Exercise details
Every line in the entries that holds "是否通过" should be identified and copied.

Given information
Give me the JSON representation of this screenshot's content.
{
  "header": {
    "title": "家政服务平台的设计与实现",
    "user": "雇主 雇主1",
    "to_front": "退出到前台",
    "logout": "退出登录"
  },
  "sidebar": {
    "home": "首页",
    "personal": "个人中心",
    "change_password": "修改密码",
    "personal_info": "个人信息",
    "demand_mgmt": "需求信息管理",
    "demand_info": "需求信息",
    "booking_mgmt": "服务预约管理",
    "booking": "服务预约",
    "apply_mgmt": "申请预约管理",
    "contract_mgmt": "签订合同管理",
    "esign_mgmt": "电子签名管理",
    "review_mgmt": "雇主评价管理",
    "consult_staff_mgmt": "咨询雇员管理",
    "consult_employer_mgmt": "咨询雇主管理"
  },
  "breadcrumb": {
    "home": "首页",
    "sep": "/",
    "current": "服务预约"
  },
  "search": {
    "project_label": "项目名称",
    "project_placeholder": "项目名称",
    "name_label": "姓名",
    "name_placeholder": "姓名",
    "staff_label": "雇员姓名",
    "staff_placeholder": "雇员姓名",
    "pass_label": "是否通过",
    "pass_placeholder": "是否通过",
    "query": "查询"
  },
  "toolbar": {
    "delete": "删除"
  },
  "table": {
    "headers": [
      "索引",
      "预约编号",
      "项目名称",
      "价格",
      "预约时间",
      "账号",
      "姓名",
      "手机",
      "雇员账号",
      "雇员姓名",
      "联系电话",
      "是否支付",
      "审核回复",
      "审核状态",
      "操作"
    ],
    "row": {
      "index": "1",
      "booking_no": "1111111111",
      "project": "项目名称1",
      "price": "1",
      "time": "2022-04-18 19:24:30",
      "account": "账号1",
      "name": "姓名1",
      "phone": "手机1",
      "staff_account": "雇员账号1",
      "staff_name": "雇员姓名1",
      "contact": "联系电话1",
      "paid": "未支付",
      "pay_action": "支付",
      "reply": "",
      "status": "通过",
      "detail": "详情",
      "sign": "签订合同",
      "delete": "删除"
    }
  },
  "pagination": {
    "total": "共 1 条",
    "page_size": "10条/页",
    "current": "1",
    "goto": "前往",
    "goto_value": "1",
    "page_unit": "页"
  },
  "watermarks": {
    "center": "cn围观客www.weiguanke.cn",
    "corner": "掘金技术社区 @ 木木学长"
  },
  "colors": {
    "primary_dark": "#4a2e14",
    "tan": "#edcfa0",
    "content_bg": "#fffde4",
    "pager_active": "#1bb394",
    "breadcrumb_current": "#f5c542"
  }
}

Output of the exercise
    "pass_label": "是否通过",
    "pass_placeholder": "是否通过",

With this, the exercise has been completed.